MCKEESPORT, Pa. – In December, as students left McKeesport and headed home, several remained behind. For the first time, Penn State Greater Allegheny’s residence hall stayed open for students who needed housing during the month-long break. This inspired Kristal Tucker, assistant teaching professor in biology, to share an idea with her campus colleagues and initiate “Project Brighten Winter Break.”
“It is important that the students felt appreciated and not alone,” said Tucker. “When I told my colleagues that the students would be in the residence hall, but the Café Metro would be closed, we thought it would be a great idea to share some treats with them.” Once the sign-up sheet was circulated, 22 faculty and staff had volunteered to participate in the project. “The whole experience was self-perpetuating," said Tucker.
The employees, and their personal networking circles, provided warm home-cooked meals, pizza deliveries, gift cards to restaurants, and games and activities for the students. Greater Allegheny’s Food Security Initiative, with funding from the Jefferson Regional Foundation and donations from alumni and friends, supplied groceries according to Mike Jones, director of residence life at Greater Allegheny. McKeesport Hall is equipped with a state-of-the-art community kitchen that residents can use to prepare their own meals.

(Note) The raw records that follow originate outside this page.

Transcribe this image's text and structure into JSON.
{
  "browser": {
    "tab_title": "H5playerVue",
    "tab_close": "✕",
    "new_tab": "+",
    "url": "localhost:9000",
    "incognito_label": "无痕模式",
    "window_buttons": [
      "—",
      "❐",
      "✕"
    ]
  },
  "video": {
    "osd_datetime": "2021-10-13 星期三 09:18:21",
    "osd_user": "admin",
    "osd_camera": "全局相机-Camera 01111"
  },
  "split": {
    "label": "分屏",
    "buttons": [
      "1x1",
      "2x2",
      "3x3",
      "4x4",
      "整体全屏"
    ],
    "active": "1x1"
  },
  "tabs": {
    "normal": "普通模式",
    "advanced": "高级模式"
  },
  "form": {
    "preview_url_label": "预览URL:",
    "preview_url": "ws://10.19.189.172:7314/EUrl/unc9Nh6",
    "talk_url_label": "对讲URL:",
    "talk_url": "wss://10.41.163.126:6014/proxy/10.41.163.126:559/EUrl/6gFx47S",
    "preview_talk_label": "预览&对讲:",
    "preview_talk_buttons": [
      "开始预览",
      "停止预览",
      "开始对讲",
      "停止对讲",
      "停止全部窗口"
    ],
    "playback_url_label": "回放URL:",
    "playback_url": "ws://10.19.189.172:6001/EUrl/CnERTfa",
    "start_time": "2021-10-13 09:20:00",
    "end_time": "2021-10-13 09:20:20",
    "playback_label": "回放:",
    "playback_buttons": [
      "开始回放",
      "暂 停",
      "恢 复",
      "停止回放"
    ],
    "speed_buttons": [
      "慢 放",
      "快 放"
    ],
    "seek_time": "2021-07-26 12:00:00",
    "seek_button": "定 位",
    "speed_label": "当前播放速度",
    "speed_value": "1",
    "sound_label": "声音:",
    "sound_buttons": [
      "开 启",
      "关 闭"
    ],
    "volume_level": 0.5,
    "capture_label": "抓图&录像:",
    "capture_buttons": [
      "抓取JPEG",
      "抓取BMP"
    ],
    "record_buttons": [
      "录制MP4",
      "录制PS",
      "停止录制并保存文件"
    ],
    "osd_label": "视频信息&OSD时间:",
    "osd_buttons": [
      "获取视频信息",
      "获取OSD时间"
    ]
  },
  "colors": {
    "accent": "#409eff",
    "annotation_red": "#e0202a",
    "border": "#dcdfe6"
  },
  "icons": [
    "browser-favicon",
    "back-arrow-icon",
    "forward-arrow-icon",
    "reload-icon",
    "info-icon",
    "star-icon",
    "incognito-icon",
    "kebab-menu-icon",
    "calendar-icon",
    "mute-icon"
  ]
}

Jones has been a part of the campus community since 2019 and serves as a mentor, friend, and confidant to students. As winter breaks ends, he reflected on what it meant to him and the students to see the level of support the employees and their friends showed.